An Alumni “To Do” List for Boards
Although trustees are not responsible for the day-to-day details of a seminary’s outreach to its alumni, they can encourage the administrative team in their work with the sons and daughters of the institution. Here are some suggestions:
1. Get the facts about alumni giving.
Unless a board is armed with the facts, trustees are not likely to encourage attention to alumni relations. At a minimum, the staff should regularly run the numbers on alumni giving, identifying patterns and trends in the gifts received. It’s a good idea as well if boards are able to compare performance of the seminary’s fund-raising program with national data sources like the ATS Fact Book on Theological Education and the Council for Aid to Education’s annual Voluntary Support of Education report.
2. Set appropriately great expectations for alumni giving.
More often than not, theological schools have rather low expectations for alumni as donors. Yet as Thomas Skinner, executive vice president of Biblical Theological Seminary in Hatfield, Pennsylvania, said, “Not every graduate could be described as a ‘poor pastor.’ Don’t underestimate your alumni.” This past year, 43 percent of Biblical’s alums made a gift to the seminary, including $100,000 to the alumni phonathon.
3. Listen to alumni donors.
Pay attention to and work with alumni who are committed to the school and who already are giving. Trustees can learn a lot about the seminary, the appropriateness of its programs, and the success of its ‘product’ by volunteering to make thank you calls to alumni donors.
Strong programs become even stronger when time is taken to involve happy grads in planning alumni programs and in shaping fund-raising appeals. United Theological Seminary in Dayton, Ohio, has hired twelve alumni as part-time fund-raisers. “There’s no one better to lead an alumnus back into ‘the fold’ than someone who loves the seminary enough to give and work its behalf,” suggested Tom Melzoni, vice president for advancement,
4. Celebrate alumni gifts.
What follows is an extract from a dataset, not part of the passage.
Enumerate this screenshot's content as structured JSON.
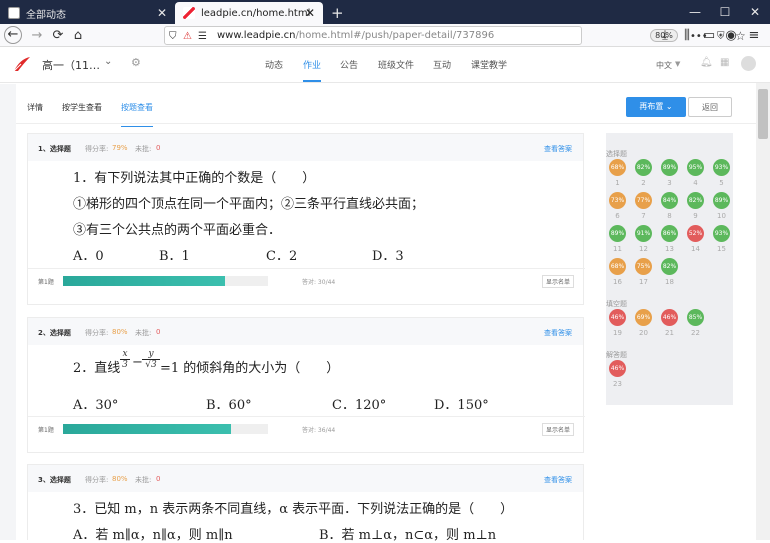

When alumni step up to the plate with their gifts, a word of appreciation from the board can go a long way toward reinforcing the good behavior. That’s what trustees at Episcopal Theological Seminary of the Southwest were about when they passed a resolution of appreciation for alumni support. The development staff had the resolution printed on parchment-like paper and distributed in a mailing to former students—a great pat on the back for a very loyal alumni base.